When we travel overseas, I try to see my L.A. based (only) daughter Deen if we can organise a visit within her TV work schedule. Our Canadian and Alaskan holiday in June/July 2011 provided the opportunity for Deen to fly up and meet us in Vancouver for a long weekend at the end of a trip that was full of bears, bears and more bear sightings. The three of us love nature and wildlife so I do my research ahead of time to give Deen an experience out of her ordinary Hollywood lifestyle.
What better place to start than the fabulous Grouse Mountain with its sky-ride up to wildlife walks and chairlifts to the peak and for the adventurous, zip-lines! There's a refuge for wolves retired from the movie industry; a wildlife sanctuary where endangered animals can explore and play in safety; and, an amazing panoramic view over Vancouver watching paragliders from the comfort of a warm, cozy restaurant.
How lucky I was to see the wolf, Beta, lounging on the ranger’s road near the barbed wire gate to his sanctuary at the base of the mountain not far from the sky-ride terminal. (Beta was humanely euthanized in February 2013 because of incurable tumors). Beta was captive born in 1998 and found sanctuary with his pack on the mountain after he was retired from the movie industry. As he raised his head and looked at me I thought of Dances with Wolves. I wondered if Beta was in that movie (why didn’t I ask the ranger!).

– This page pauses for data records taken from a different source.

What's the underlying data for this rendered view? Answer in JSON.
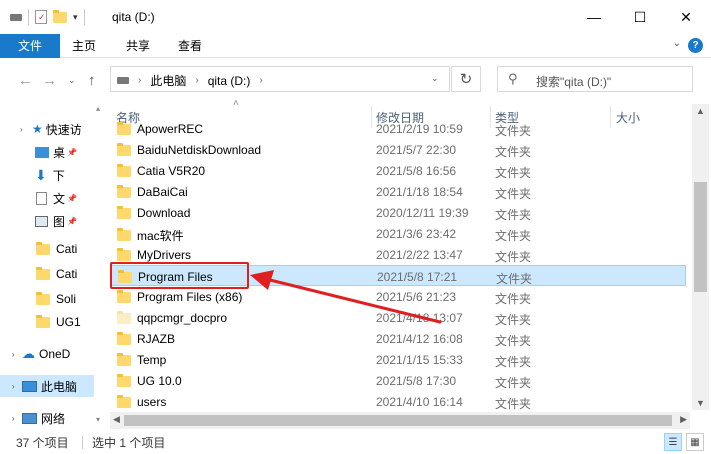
{
  "window": {
    "title": "qita (D:)",
    "minimize_glyph": "—",
    "maximize_glyph": "☐",
    "close_glyph": "✕"
  },
  "ribbon": {
    "tabs": [
      "文件",
      "主页",
      "共享",
      "查看"
    ],
    "help_glyph": "?"
  },
  "address": {
    "segments": [
      "此电脑",
      "qita (D:)"
    ],
    "search_placeholder": "搜索\"qita (D:)\""
  },
  "nav_pane": {
    "items": [
      {
        "label": "快速访",
        "icon": "star-icon"
      },
      {
        "label": "桌",
        "icon": "desktop-icon"
      },
      {
        "label": "下",
        "icon": "download-icon"
      },
      {
        "label": "文",
        "icon": "document-icon"
      },
      {
        "label": "图",
        "icon": "picture-icon"
      },
      {
        "label": "Cati",
        "icon": "folder-icon"
      },
      {
        "label": "Cati",
        "icon": "folder-icon"
      },
      {
        "label": "Soli",
        "icon": "folder-icon"
      },
      {
        "label": "UG1",
        "icon": "folder-icon"
      },
      {
        "label": "OneD",
        "icon": "cloud-icon"
      },
      {
        "label": "此电脑",
        "icon": "computer-icon"
      },
      {
        "label": "网络",
        "icon": "network-icon"
      }
    ]
  },
  "columns": {
    "name": "名称",
    "date": "修改日期",
    "type": "类型",
    "size": "大小"
  },
  "files": [
    {
      "name": "ApowerREC",
      "date": "2021/2/19 10:59",
      "type": "文件夹"
    },
    {
      "name": "BaiduNetdiskDownload",
      "date": "2021/5/7 22:30",
      "type": "文件夹"
    },
    {
      "name": "Catia V5R20",
      "date": "2021/5/8 16:56",
      "type": "文件夹"
    },
    {
      "name": "DaBaiCai",
      "date": "2021/1/18 18:54",
      "type": "文件夹"
    },
    {
      "name": "Download",
      "date": "2020/12/11 19:39",
      "type": "文件夹"
    },
    {
      "name": "mac软件",
      "date": "2021/3/6 23:42",
      "type": "文件夹"
    },
    {
      "name": "MyDrivers",
      "date": "2021/2/22 13:47",
      "type": "文件夹"
    },
    {
      "name": "Program Files",
      "date": "2021/5/8 17:21",
      "type": "文件夹",
      "selected": true
    },
    {
      "name": "Program Files (x86)",
      "date": "2021/5/6 21:23",
      "type": "文件夹"
    },
    {
      "name": "qqpcmgr_docpro",
      "date": "2021/4/18 13:07",
      "type": "文件夹",
      "pale": true
    },
    {
      "name": "RJAZB",
      "date": "2021/4/12 16:08",
      "type": "文件夹"
    },
    {
      "name": "Temp",
      "date": "2021/1/15 15:33",
      "type": "文件夹"
    },
    {
      "name": "UG 10.0",
      "date": "2021/5/8 17:30",
      "type": "文件夹"
    },
    {
      "name": "users",
      "date": "2021/4/10 16:14",
      "type": "文件夹"
    }
  ],
  "status": {
    "count": "37 个项目",
    "selection": "选中 1 个项目"
  },
  "colors": {
    "accent": "#1979ca",
    "selection": "#cce8ff",
    "annotation": "#e02020"
  }
}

However, it wasn’t Beta we’d come to visit but the famous Grinder and Coola: two male bears, best of friends, both orphaned and found on roads in 2001. The Grouse Mountain website says of them: “Coola was found orphaned on a highway near Bella Coola, BC. His mother had been killed by a truck and, of her three cubs, Coola was the only one to survive. Grinder was found in 2001 in Invermere, BC, wandering alone on a logging road, dehydrated, thin, weak and weighing only 4.5 kg. His mother was never found so we’ll probably never know why he was alone.”
During my stay in Canada I’d seen lots of bears by the roads on both sides of the country and admired the safe bridges built over the highways for them. I enjoyed visiting bear sanctuaries and rehabilitation centres. If Grinder and Coola had been found now instead of 2001, they’d enter a 3-year Canadian program to rehabilitate them and re-introduce them back into the wild.

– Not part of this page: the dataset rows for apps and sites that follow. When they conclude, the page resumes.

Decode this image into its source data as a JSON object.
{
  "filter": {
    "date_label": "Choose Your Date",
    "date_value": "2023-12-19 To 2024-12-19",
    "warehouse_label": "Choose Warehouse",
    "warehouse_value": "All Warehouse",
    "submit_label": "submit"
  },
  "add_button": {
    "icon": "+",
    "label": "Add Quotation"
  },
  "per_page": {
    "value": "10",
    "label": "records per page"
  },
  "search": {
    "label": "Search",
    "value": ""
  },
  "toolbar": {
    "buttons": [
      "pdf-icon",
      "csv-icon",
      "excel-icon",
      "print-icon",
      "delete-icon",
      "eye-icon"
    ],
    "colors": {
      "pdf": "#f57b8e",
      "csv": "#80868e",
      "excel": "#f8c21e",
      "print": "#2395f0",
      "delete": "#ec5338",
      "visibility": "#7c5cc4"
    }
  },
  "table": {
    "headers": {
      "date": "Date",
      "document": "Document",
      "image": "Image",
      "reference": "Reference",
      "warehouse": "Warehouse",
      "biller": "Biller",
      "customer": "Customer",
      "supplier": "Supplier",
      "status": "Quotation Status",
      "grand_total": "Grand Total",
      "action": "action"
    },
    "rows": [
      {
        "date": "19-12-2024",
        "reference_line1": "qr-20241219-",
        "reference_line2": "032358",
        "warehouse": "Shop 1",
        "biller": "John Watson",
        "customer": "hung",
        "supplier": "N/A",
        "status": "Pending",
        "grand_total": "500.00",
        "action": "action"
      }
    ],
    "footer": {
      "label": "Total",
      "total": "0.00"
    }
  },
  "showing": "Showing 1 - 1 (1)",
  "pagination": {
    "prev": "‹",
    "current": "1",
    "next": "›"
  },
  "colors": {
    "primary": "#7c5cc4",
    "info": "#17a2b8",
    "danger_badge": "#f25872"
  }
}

I decided to write my own version of an orphaned bear story as a talking point for primary school children to discuss the bears’ changing environment.
Even though I haven’t officially ‘launched’ my Picture Book because it was delayed beyond the planned launch date due to the China print factory being burned down while my book was in production, I’ve been able to discuss how strongly I feel about humans and animals living together in harmony in schools since Book Week and at the Sydney Region Teacher Librarian Network Meeting recently.
But, my Picture Book is not a bedtime story and it’s not a book to be read without a structured lesson plan. I try to teach children to understand the impact of what we humans do to and on the environment and animals, and to realise we can live in harmony with nature and prevent animal cruelty and that the children can have an influence on this as they grow up.
I think it’s easy to forget that many of our school children are associated with animals, mainly dogs and cats (the RSPCA says over 63% of Australian households have a pet). And, in my lessons I usually move from wildlife to the care and protection of domestic pets, even taking my Himalayan cat Flannery to some schools to demonstrate grooming, the giving of medication, and learning to understand how our pets communicate with us.
But back to the bears …
There is a live camera in Grinder and Coola’s enclosure but it’s hard to coordinate Australian school-room presentation timees with day time in Canada!
See if those bears are awake:
Check out the Grouse Mountain Sanctuary at:
Watch Grinder and Coola play:
Here’s some photos from my trip.
Grinder and Coola
Yes, that is a reindeer in a sanctuary on an island where visitors can walk amidst bears off Ketchikan along the shores of Tongass Narrows, Inside Passage, Alaska, cold and wet.
Beta snuggling up to a bush.